● EXERCISE INSTRUCTIONS
All of the data must be output without alteration.

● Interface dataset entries

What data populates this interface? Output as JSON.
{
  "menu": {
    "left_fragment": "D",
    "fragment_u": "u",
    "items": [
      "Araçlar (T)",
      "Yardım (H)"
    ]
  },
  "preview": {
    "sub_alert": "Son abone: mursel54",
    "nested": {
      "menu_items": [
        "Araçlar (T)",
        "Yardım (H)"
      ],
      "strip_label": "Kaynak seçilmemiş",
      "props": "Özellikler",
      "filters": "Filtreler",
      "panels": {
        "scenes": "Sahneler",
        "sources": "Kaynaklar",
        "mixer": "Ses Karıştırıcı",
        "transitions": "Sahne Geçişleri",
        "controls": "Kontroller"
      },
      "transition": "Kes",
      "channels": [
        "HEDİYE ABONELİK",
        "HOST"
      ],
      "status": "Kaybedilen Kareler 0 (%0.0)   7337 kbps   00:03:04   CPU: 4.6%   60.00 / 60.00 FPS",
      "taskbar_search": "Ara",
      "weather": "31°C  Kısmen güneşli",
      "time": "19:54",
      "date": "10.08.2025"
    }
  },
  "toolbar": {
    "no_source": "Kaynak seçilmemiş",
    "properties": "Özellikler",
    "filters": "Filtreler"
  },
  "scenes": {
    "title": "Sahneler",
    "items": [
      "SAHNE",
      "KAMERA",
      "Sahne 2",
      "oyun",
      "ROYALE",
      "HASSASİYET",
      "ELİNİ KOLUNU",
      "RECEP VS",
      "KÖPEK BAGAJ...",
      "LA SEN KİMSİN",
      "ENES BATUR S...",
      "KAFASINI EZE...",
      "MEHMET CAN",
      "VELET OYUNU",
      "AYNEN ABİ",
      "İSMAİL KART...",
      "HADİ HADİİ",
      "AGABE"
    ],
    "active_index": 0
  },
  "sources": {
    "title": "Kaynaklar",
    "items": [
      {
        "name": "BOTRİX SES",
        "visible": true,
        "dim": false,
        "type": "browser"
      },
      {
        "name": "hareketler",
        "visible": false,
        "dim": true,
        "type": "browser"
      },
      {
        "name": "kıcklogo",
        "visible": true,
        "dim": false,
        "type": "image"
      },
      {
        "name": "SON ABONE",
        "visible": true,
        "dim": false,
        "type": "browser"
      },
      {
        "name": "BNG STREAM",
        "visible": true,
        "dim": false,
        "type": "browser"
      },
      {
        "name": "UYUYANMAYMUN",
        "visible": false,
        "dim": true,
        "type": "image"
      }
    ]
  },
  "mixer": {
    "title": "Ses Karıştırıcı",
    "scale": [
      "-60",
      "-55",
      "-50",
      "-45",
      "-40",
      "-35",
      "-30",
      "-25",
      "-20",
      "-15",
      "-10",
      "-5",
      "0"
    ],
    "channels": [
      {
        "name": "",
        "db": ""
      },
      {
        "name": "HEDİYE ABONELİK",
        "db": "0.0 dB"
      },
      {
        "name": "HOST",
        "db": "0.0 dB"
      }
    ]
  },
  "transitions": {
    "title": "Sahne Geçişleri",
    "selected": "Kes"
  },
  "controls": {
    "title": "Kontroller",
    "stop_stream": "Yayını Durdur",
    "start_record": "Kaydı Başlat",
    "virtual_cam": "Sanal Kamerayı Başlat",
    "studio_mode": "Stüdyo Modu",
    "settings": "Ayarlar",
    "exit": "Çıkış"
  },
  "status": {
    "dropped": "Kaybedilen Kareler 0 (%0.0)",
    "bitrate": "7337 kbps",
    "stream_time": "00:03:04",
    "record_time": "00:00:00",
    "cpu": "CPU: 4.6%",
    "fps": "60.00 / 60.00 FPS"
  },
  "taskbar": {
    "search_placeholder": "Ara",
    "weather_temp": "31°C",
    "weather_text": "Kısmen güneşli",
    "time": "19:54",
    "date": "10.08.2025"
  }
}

● REPLY
What data populates this interface? Output as JSON.
{
  "menu": {
    "left_fragment": "D",
    "fragment_u": "u",
    "items": [
      "Araçlar (T)",
      "Yardım (H)"
    ]
  },
  "preview": {
    "sub_alert": "Son abone: mursel54",
    "nested": {
      "menu_items": [
        "Araçlar (T)",
        "Yardım (H)"
      ],
      "strip_label": "Kaynak seçilmemiş",
      "props": "Özellikler",
      "filters": "Filtreler",
      "panels": {
        "scenes": "Sahneler",
        "sources": "Kaynaklar",
        "mixer": "Ses Karıştırıcı",
        "transitions": "Sahne Geçişleri",
        "controls": "Kontroller"
      },
      "transition": "Kes",
      "channels": [
        "HEDİYE ABONELİK",
        "HOST"
      ],
      "status": "Kaybedilen Kareler 0 (%0.0)   7337 kbps   00:03:04   CPU: 4.6%   60.00 / 60.00 FPS",
      "taskbar_search": "Ara",
      "weather": "31°C  Kısmen güneşli",
      "time": "19:54",
      "date": "10.08.2025"
    }
  },
  "toolbar": {
    "no_source": "Kaynak seçilmemiş",
    "properties": "Özellikler",
    "filters": "Filtreler"
  },
  "scenes": {
    "title": "Sahneler",
    "items": [
      "SAHNE",
      "KAMERA",
      "Sahne 2",
      "oyun",
      "ROYALE",
      "HASSASİYET",
      "ELİNİ KOLUNU",
      "RECEP VS",
      "KÖPEK BAGAJ...",
      "LA SEN KİMSİN",
      "ENES BATUR S...",
      "KAFASINI EZE...",
      "MEHMET CAN",
      "VELET OYUNU",
      "AYNEN ABİ",
      "İSMAİL KART...",
      "HADİ HADİİ",
      "AGABE"
    ],
    "active_index": 0
  },
  "sources": {
    "title": "Kaynaklar",
    "items": [
      {
        "name": "BOTRİX SES",
        "visible": true,
        "dim": false,
        "type": "browser"
      },
      {
        "name": "hareketler",
        "visible": false,
        "dim": true,
        "type": "browser"
      },
      {
        "name": "kıcklogo",
        "visible": true,
        "dim": false,
        "type": "image"
      },
      {
        "name": "SON ABONE",
        "visible": true,
        "dim": false,
        "type": "browser"
      },
      {
        "name": "BNG STREAM",
        "visible": true,
        "dim": false,
        "type": "browser"
      },
      {
        "name": "UYUYANMAYMUN",
        "visible": false,
        "dim": true,
        "type": "image"
      }
    ]
  },
  "mixer": {
    "title": "Ses Karıştırıcı",
    "scale": [
      "-60",
      "-55",
      "-50",
      "-45",
      "-40",
      "-35",
      "-30",
      "-25",
      "-20",
      "-15",
      "-10",
      "-5",
      "0"
    ],
    "channels": [
      {
        "name": "",
        "db": ""
      },
      {
        "name": "HEDİYE ABONELİK",
        "db": "0.0 dB"
      },
      {
        "name": "HOST",
        "db": "0.0 dB"
      }
    ]
  },
  "transitions": {
    "title": "Sahne Geçişleri",
    "selected": "Kes"
  },
  "controls": {
    "title": "Kontroller",
    "stop_stream": "Yayını Durdur",
    "start_record": "Kaydı Başlat",
    "virtual_cam": "Sanal Kamerayı Başlat",
    "studio_mode": "Stüdyo Modu",
    "settings": "Ayarlar",
    "exit": "Çıkış"
  },
  "status": {
    "dropped": "Kaybedilen Kareler 0 (%0.0)",
    "bitrate": "7337 kbps",
    "stream_time": "00:03:04",
    "record_time": "00:00:00",
    "cpu": "CPU: 4.6%",
    "fps": "60.00 / 60.00 FPS"
  },
  "taskbar": {
    "search_placeholder": "Ara",
    "weather_temp": "31°C",
    "weather_text": "Kısmen güneşli",
    "time": "19:54",
    "date": "10.08.2025"
  }
}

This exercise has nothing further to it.